Boy, you really can't take your eyes off this bunch for a minute, can you? If they're not screwing up one thing, then they're screwing up another — busy little beavers. And then there are the administrative nightmares they have created all by themselves: The new Medicare prescription-drug benefit is such a disaster area, four states took it over in less than a week just to make sure poor people received their drugs.
Some of the press are starting to get the drill. Give us something like the West Virginia coal mine disaster, and instead of standing around emoting like Geraldo Rivera, a few reporters have enough sense to ask the obvious question: What is this mine's safety record? And when it turns out to be abysmal, a few more reporters have enough sense to ask: Who's in charge of doing something after a mine gets 205 safety violations in one year? Where's the Mine Safety and Health Administration? Who runs it? What's their background — are they professionals or mining industry stooges? Who's the Michael "Heckuvajob" Brown in this outfit? Why are so many jobs at MSHA just left completely unfilled? How much has MSHA's budget been cut since 2001 to pay for tax cuts for the rich?
The great irony is that this was supposed to be the CEO administration. Bush was supposed to put people in charge of government who had track records in private industry, who did in fact know how to run a railroad. For just sheer incompetence, this administration sets new records daily. All those years the right wing sat around yammering about government incompetence, and it took this administration to make it true.
But while the press is busy sort of figuring out what government needs to do — homeland security, anyone? — other agencies are slipping quietly out of control, with almost no attention paid. In the case of the Internal Revenue Service, the problem appears to be more malice than incompetence.
Right-wing conspiracy theorists used to enjoy frightening themselves with the possibility that the IRS would somehow become politicized and be used as a tool by some nasty socialist like Jimmy Carter to go after their ill-gotten gains stashed illegally offshore. Always seemed like a good plan to me. Unfortunately, the only people who ever tried to politicize the IRS were on the right — first Richard Nixon and now George W. Bush.
Hundreds of thousands of poor Americans have had their tax refunds frozen and their returns labeled fraudulent, according to the IRS's taxpayer advocate, Nina Olson. Testifying before Congress this week, Olson said the average income of these taxpayers is $13,000. Olson and her staff sampled the suspected returns and found that, at most, one in five was questionable.
The poor citizens are seeking refunds under the Earned Income Tax Credit, a Reagan program to help the working poor. The total possible tax fraud amount involved in these returns is $9 billion — compared to the $100 billion problem with fraud by small businessmen who deal in cash. That's the kind of shrewd administration we've come to expect from the Bushies. Olson points out it is not only unfair, but also a waste of time. Meanwhile, mind-boggling sums in taxes are being evaded by those at the other end of the income scale.

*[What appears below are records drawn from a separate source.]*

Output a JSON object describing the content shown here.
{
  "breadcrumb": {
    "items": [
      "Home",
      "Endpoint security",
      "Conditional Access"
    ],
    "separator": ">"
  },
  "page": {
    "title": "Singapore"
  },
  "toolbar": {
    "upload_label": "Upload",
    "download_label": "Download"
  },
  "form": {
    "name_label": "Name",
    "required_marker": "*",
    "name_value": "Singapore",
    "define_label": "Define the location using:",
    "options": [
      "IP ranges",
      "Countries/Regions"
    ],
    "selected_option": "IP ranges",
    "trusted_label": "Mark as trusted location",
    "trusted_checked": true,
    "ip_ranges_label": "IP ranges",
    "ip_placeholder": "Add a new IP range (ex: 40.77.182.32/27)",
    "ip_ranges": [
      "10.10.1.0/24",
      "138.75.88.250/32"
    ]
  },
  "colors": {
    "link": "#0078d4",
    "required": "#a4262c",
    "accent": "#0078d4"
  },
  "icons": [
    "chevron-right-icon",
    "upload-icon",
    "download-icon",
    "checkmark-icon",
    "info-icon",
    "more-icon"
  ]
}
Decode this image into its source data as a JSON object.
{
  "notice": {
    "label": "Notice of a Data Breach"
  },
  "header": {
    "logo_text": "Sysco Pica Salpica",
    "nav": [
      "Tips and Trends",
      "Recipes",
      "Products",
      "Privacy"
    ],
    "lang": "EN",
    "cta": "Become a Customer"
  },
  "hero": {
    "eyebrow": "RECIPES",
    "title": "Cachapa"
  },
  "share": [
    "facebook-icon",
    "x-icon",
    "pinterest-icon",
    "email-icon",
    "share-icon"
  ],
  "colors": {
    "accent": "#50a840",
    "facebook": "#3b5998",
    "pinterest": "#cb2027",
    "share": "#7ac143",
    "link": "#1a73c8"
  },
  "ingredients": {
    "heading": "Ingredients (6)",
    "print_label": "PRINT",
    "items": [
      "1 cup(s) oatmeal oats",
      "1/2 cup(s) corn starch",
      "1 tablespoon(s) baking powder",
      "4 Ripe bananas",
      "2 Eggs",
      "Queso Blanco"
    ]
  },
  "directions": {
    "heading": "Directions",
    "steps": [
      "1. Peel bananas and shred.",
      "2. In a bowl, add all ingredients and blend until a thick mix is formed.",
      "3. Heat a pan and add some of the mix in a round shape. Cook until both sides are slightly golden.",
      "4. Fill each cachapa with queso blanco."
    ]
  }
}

David Cay Johnston, The New York Times' tax expert and author of "Perfectly Legal," reports the IRS is now involved in an effort to cover up these very kinds of incompetence that Olson demonstrated. "Records showing how thoroughly the IRS audits big corporations and the rich, and how much it discounts the additional taxes assessed after audits, are being withheld from the public despite a 1976 court order requiring their disclosure," Johnston writes. In an episode reminiscent of the Three Stooges, the IRS simply announced there was no court order.
This is, of course, part of a far wider and grimmer shutdown of information about our government. Despite cheerful burbling from the president ("The presumption ought to be that citizens ought to know as much as possible about the government decision-making," he said last year), this administration's love of secrecy is monumental. In fact, the cost of keeping what our government does secret from the public has gone up alarmingly: The classification system that cost $4.3 billion in fiscal year 2000 was up to $7.2 billion in fiscal year 2004. That's a lot of Wite-Out.
Meanwhile, the IRS has also tracked the political affiliations of taxpayers in 20 states. Its explanation is that the information was "routinely collected by a vendor" and, of course, it made no use of it. And now the IRS is planning to "outsource" collecting overdue taxes to private firms around the country. Now, let's see, do we think any of those private firms will have Republican Party affiliations?